After the family Visconti, Milan returned to the Republican government for 3 years, after which, in 1450, captain Francesco Sforza seized power. This period was very important for the ever growing city, in fact, just in the second half of 1400s, many artists, including Bramante and da Vinci arrived in Milan, in addition, the Cathedral and the Castle were finished and the church of Santa Maria delle Grazie (home of The Last Supper) and the hospital that is now the State University were built. The beginnings of the 1500s, Northern Italy being a theater of battles between the French and Spanish monarchies, mark the beginning of Spanish rule, during which the Borromeo family built the Ambrosiana and the palace of the Jesuits (now the Brera Academy).
After nearly two centuries of the Spanish Government, control passed to the Austrian Habsburg dynasty which concentrated on the development of the economy, the functioning of the state apparatus, the arts, culture, education system and scientific development. The Brera Accademy and La Scala the Royal Palace, Villa Reale and many private palaces were built. After the Austrian influence, Milan, was influenced by French, becoming the first capital of the Cisalpine Republic and then the Kingdom of Italy (which included almost the whole of northern Italy).With the fall of Napoleon, the city came under the rule of the Austro-Hungarian Empire against which it rebelled becoming part of the Savoy (1859). Today Milan is the financial and economic hub of Italy.
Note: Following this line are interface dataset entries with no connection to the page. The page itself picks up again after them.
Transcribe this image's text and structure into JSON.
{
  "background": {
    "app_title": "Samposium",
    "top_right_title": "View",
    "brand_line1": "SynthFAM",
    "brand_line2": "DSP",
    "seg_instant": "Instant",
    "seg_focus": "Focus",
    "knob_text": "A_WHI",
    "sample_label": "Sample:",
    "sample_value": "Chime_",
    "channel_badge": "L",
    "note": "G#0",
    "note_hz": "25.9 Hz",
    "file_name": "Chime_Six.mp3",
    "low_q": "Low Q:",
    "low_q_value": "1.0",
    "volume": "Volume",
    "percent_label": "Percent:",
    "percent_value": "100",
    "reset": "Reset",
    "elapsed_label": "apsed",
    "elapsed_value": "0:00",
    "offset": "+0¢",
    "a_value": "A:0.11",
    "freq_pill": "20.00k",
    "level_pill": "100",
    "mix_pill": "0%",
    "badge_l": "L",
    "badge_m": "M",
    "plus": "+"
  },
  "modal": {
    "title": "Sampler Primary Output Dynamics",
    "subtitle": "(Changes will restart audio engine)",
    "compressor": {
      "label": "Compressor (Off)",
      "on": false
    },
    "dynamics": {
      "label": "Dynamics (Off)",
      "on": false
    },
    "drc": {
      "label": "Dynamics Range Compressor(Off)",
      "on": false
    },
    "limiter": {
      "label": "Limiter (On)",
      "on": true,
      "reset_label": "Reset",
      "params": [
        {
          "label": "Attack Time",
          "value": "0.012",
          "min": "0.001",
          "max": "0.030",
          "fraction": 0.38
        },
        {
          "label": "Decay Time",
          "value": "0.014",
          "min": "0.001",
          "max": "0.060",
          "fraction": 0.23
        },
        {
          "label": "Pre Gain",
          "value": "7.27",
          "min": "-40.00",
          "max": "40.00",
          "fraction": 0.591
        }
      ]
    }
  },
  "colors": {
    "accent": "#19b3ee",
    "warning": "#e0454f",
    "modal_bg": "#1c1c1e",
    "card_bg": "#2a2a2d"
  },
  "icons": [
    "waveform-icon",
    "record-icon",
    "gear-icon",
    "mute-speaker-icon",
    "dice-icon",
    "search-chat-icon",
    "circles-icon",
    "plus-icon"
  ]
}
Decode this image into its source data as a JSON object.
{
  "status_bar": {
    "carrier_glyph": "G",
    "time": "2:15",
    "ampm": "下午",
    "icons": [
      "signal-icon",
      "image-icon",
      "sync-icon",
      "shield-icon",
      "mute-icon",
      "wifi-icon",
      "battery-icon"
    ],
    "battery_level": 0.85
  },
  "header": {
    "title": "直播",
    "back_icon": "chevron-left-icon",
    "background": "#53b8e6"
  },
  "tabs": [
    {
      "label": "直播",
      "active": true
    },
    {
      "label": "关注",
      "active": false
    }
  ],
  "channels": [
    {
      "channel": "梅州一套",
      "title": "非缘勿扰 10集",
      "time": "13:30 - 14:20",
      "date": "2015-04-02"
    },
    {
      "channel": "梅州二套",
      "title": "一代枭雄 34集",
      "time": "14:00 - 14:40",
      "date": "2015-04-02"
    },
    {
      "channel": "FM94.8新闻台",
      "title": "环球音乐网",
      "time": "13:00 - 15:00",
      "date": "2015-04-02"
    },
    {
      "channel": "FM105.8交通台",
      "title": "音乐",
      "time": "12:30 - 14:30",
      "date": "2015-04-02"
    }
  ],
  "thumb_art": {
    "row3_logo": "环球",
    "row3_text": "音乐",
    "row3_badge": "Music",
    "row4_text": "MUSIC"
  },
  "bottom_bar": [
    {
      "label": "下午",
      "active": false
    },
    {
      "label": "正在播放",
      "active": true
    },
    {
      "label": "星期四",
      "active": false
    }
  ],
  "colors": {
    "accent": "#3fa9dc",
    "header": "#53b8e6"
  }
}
Legends say, Milan owes its name to the discovery, by Bellovesus, of a “scrofa semilanuta” (half-woolly sow ), which became the symbol of the city from the domain Gallic until the sixth century. It is possible to admire a bas-relief of the animal on a capital of the Palazzo della Ragione.
The Milanese church has a liturgy different from the Roman thanks to the Ambrosian rite. The Advent begins on November 11th and lasts 6 weeks (according to the Roman rite it begins November 26 and lasts for 4 weeks), Lent does not begin on Ash Wednesday but the following Sunday. Thanks to the Ambrosian rite the Milanese carnival begins when the rest of Italy finishes and is celebrated on “Saturday before Lent.” The main characters are Meneghino (character of the comedies by Carlo Maria Maggi) and Cecca.
Fair of the Oh Bej Oh Bej: the Patron Saint (St. Ambrose) is the most awaited festival in Milan (December 7). During this festival stalls are set up for the organization of the fair , divided into sections (Italy, Europe and non-European countries) and roasted chestnuts, wine, mustard and chestnut are served. The name of the fair is derived from the exclamation of children for the packages of sweets and toys donated by Pope Pius IV in 1510 (so pretty! so beautiful!). In addition, on December 7, from 2.00 pm to 6.00, seventy figures in sixteenth-century dress parade to commemorate St. Ambrogio and Milan, the capital of the Empire.
Useful Phone Number
City line: (+39) 020202
Tourist Information and Assistance: (+39) 0277404343; 0277404318
Local Police: (+39) 020208
Atm: (+39) 800.80.81.81
Trenitalia – Milan North: (+39) 800.500.005
Guidami (car sharing service): (+39) 800.80.81.81
Milan Metro: (+39) 02 77471
Airport Information (SEA): (+39) 02 74852200
Last Supper Tickets – Santa Maria delle Grazie Tickets – Milan Museums
|For more information on how to book entrance tickets to the museums and churches of Milan please visit the Milan Museum web site or call us (+39) 055-713655.|
|Available Entrance Tickets, Guided Group Tours, Private Guided Tours.|
The most visited Milan Museums:
The Last Supper